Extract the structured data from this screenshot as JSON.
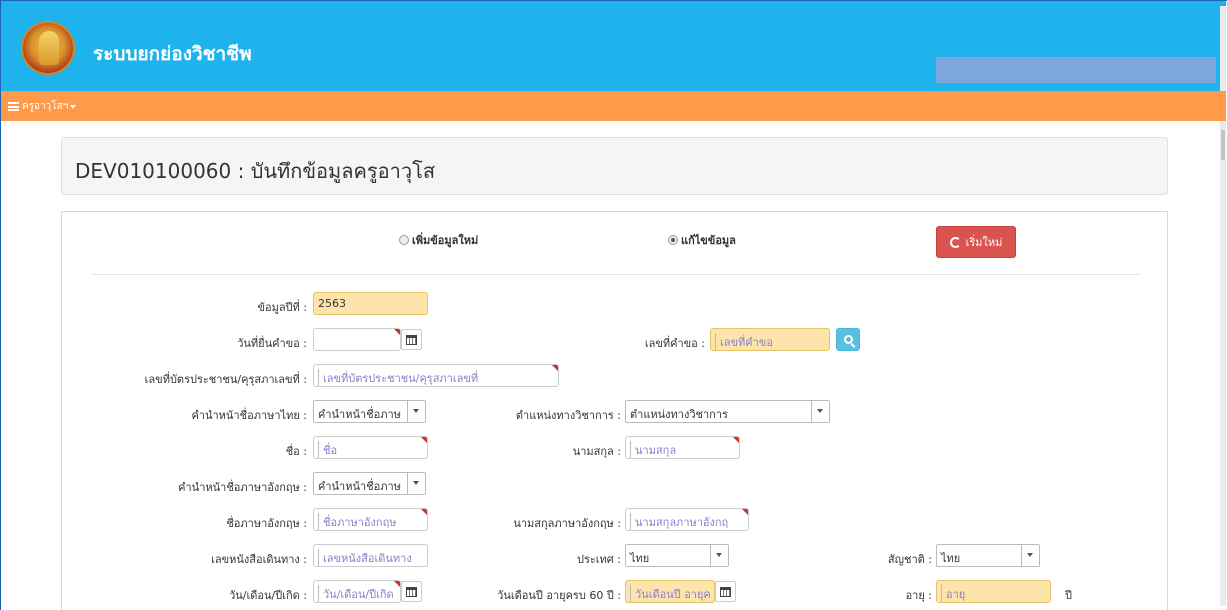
{
  "app": {
    "title": "ระบบยกย่องวิชาชีพ"
  },
  "nav": {
    "menu_label": "ครูอาวุโสฯ"
  },
  "page": {
    "title": "DEV010100060 : บันทึกข้อมูลครูอาวุโส"
  },
  "mode": {
    "option_new": "เพิ่มข้อมูลใหม่",
    "option_edit": "แก้ไขข้อมูล",
    "selected": "edit",
    "reset_label": "เริ่มใหม่"
  },
  "form": {
    "year": {
      "label": "ข้อมูลปีที่ :",
      "value": "2563"
    },
    "request_date": {
      "label": "วันที่ยื่นคำขอ :",
      "value": ""
    },
    "request_no": {
      "label": "เลขที่คำขอ :",
      "placeholder": "เลขที่คำขอ"
    },
    "id_card": {
      "label": "เลขที่บัตรประชาชน/คุรุสภาเลขที่ :",
      "placeholder": "เลขที่บัตรประชาชน/คุรุสภาเลขที่"
    },
    "prefix_th": {
      "label": "คำนำหน้าชื่อภาษาไทย :",
      "value": "คำนำหน้าชื่อภาษ"
    },
    "academic_pos": {
      "label": "ตำแหน่งทางวิชาการ :",
      "value": "ตำแหน่งทางวิชาการ"
    },
    "first_name": {
      "label": "ชื่อ :",
      "placeholder": "ชื่อ"
    },
    "last_name": {
      "label": "นามสกุล :",
      "placeholder": "นามสกุล"
    },
    "prefix_en": {
      "label": "คำนำหน้าชื่อภาษาอังกฤษ :",
      "value": "คำนำหน้าชื่อภาษ"
    },
    "first_name_en": {
      "label": "ชื่อภาษาอังกฤษ :",
      "placeholder": "ชื่อภาษาอังกฤษ"
    },
    "last_name_en": {
      "label": "นามสกุลภาษาอังกฤษ :",
      "placeholder": "นามสกุลภาษาอังกฤ"
    },
    "passport": {
      "label": "เลขหนังสือเดินทาง :",
      "placeholder": "เลขหนังสือเดินทาง"
    },
    "country": {
      "label": "ประเทศ :",
      "value": "ไทย"
    },
    "nationality": {
      "label": "สัญชาติ :",
      "value": "ไทย"
    },
    "birth_date": {
      "label": "วัน/เดือน/ปีเกิด :",
      "placeholder": "วัน/เดือน/ปีเกิด"
    },
    "age60_date": {
      "label": "วันเดือนปี อายุครบ 60 ปี :",
      "placeholder": "วันเดือนปี อายุค"
    },
    "age": {
      "label": "อายุ :",
      "placeholder": "อายุ",
      "unit": "ปี"
    }
  },
  "colors": {
    "header": "#1fb3ed",
    "navbar": "#fe9a49",
    "danger": "#d9534f",
    "info": "#5bc0de",
    "readonly": "#fde4ab"
  }
}
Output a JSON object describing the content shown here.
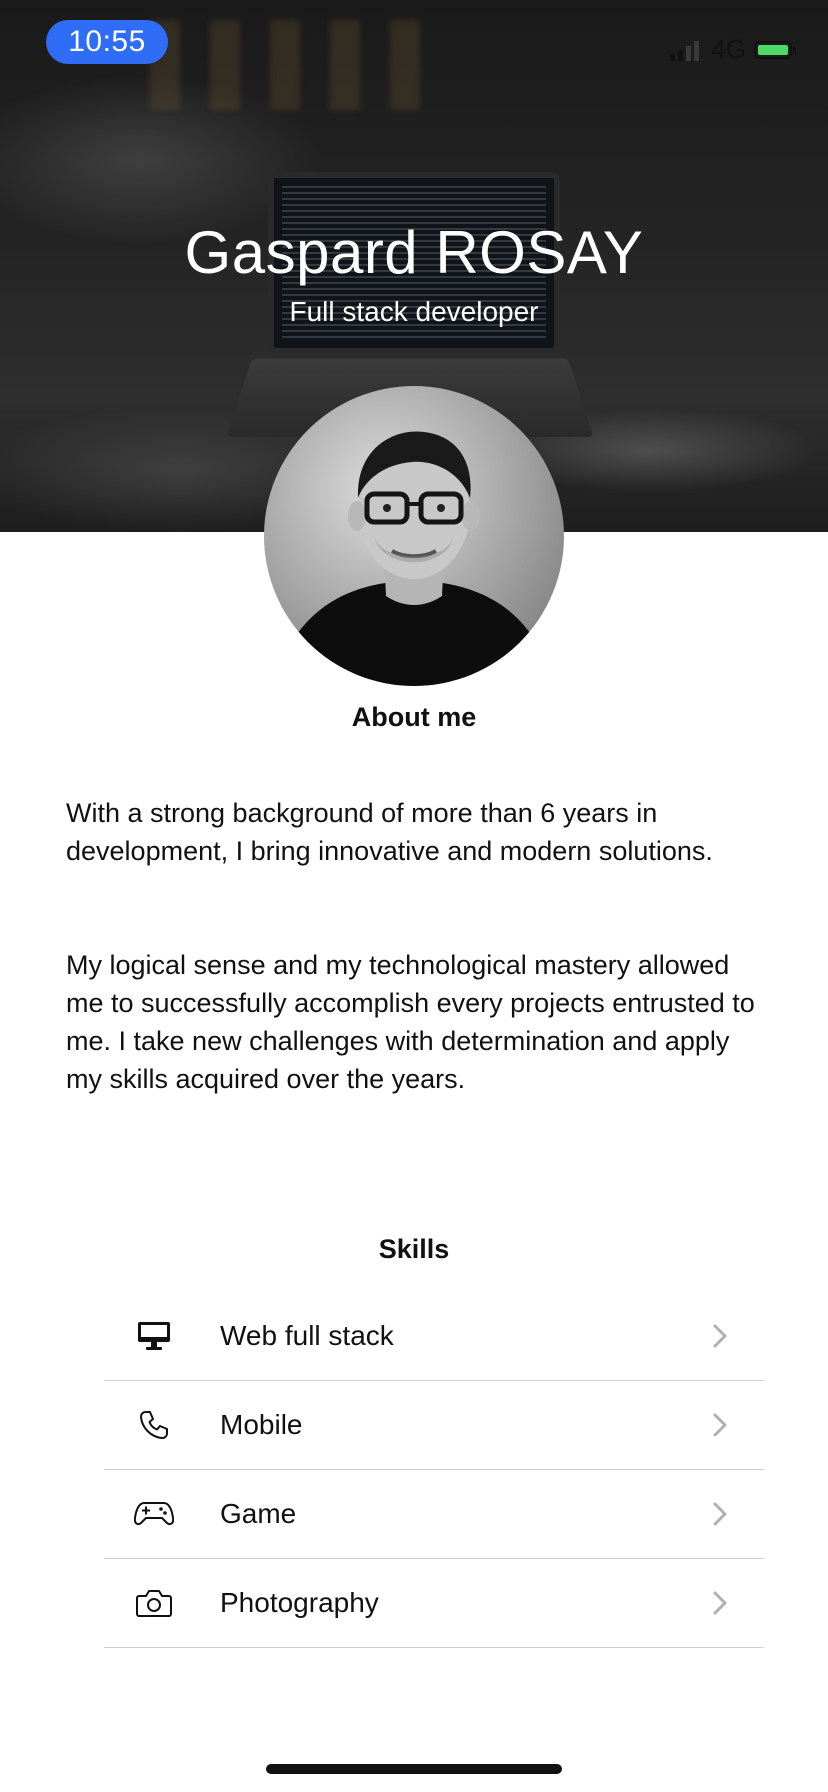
{
  "status_bar": {
    "time": "10:55",
    "network": "4G",
    "battery_color": "#4cd964",
    "time_bg_color": "#2f6df6"
  },
  "hero": {
    "name": "Gaspard ROSAY",
    "role": "Full stack developer"
  },
  "about": {
    "title": "About me",
    "paragraphs": [
      "With a strong background of more than 6 years in development, I bring innovative and modern solutions.",
      "My logical sense and my technological mastery allowed me to successfully accomplish every projects entrusted to me. I take new challenges with determination and apply my skills acquired over the years."
    ]
  },
  "skills": {
    "title": "Skills",
    "items": [
      {
        "label": "Web full stack",
        "icon": "desktop-icon"
      },
      {
        "label": "Mobile",
        "icon": "phone-icon"
      },
      {
        "label": "Game",
        "icon": "gamepad-icon"
      },
      {
        "label": "Photography",
        "icon": "camera-icon"
      }
    ]
  }
}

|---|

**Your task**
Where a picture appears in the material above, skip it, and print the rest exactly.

**Task answer**
Extract the structured data from this screenshot as JSON.
{
  "app": {
    "title": "ระบบยกย่องวิชาชีพ"
  },
  "nav": {
    "menu_label": "ครูอาวุโสฯ"
  },
  "page": {
    "title": "DEV010100060 : บันทึกข้อมูลครูอาวุโส"
  },
  "mode": {
    "option_new": "เพิ่มข้อมูลใหม่",
    "option_edit": "แก้ไขข้อมูล",
    "selected": "edit",
    "reset_label": "เริ่มใหม่"
  },
  "form": {
    "year": {
      "label": "ข้อมูลปีที่ :",
      "value": "2563"
    },
    "request_date": {
      "label": "วันที่ยื่นคำขอ :",
      "value": ""
    },
    "request_no": {
      "label": "เลขที่คำขอ :",
      "placeholder": "เลขที่คำขอ"
    },
    "id_card": {
      "label": "เลขที่บัตรประชาชน/คุรุสภาเลขที่ :",
      "placeholder": "เลขที่บัตรประชาชน/คุรุสภาเลขที่"
    },
    "prefix_th": {
      "label": "คำนำหน้าชื่อภาษาไทย :",
      "value": "คำนำหน้าชื่อภาษ"
    },
    "academic_pos": {
      "label": "ตำแหน่งทางวิชาการ :",
      "value": "ตำแหน่งทางวิชาการ"
    },
    "first_name": {
      "label": "ชื่อ :",
      "placeholder": "ชื่อ"
    },
    "last_name": {
      "label": "นามสกุล :",
      "placeholder": "นามสกุล"
    },
    "prefix_en": {
      "label": "คำนำหน้าชื่อภาษาอังกฤษ :",
      "value": "คำนำหน้าชื่อภาษ"
    },
    "first_name_en": {
      "label": "ชื่อภาษาอังกฤษ :",
      "placeholder": "ชื่อภาษาอังกฤษ"
    },
    "last_name_en": {
      "label": "นามสกุลภาษาอังกฤษ :",
      "placeholder": "นามสกุลภาษาอังกฤ"
    },
    "passport": {
      "label": "เลขหนังสือเดินทาง :",
      "placeholder": "เลขหนังสือเดินทาง"
    },
    "country": {
      "label": "ประเทศ :",
      "value": "ไทย"
    },
    "nationality": {
      "label": "สัญชาติ :",
      "value": "ไทย"
    },
    "birth_date": {
      "label": "วัน/เดือน/ปีเกิด :",
      "placeholder": "วัน/เดือน/ปีเกิด"
    },
    "age60_date": {
      "label": "วันเดือนปี อายุครบ 60 ปี :",
      "placeholder": "วันเดือนปี อายุค"
    },
    "age": {
      "label": "อายุ :",
      "placeholder": "อายุ",
      "unit": "ปี"
    }
  },
  "colors": {
    "header": "#1fb3ed",
    "navbar": "#fe9a49",
    "danger": "#d9534f",
    "info": "#5bc0de",
    "readonly": "#fde4ab"
  }
}
Output a JSON object describing the content shown here.
{
  "status_bar": {
    "time": "10:55",
    "network": "4G",
    "battery_color": "#4cd964",
    "time_bg_color": "#2f6df6"
  },
  "hero": {
    "name": "Gaspard ROSAY",
    "role": "Full stack developer"
  },
  "about": {
    "title": "About me",
    "paragraphs": [
      "With a strong background of more than 6 years in development, I bring innovative and modern solutions.",
      "My logical sense and my technological mastery allowed me to successfully accomplish every projects entrusted to me. I take new challenges with determination and apply my skills acquired over the years."
    ]
  },
  "skills": {
    "title": "Skills",
    "items": [
      {
        "label": "Web full stack",
        "icon": "desktop-icon"
      },
      {
        "label": "Mobile",
        "icon": "phone-icon"
      },
      {
        "label": "Game",
        "icon": "gamepad-icon"
      },
      {
        "label": "Photography",
        "icon": "camera-icon"
      }
    ]
  }
}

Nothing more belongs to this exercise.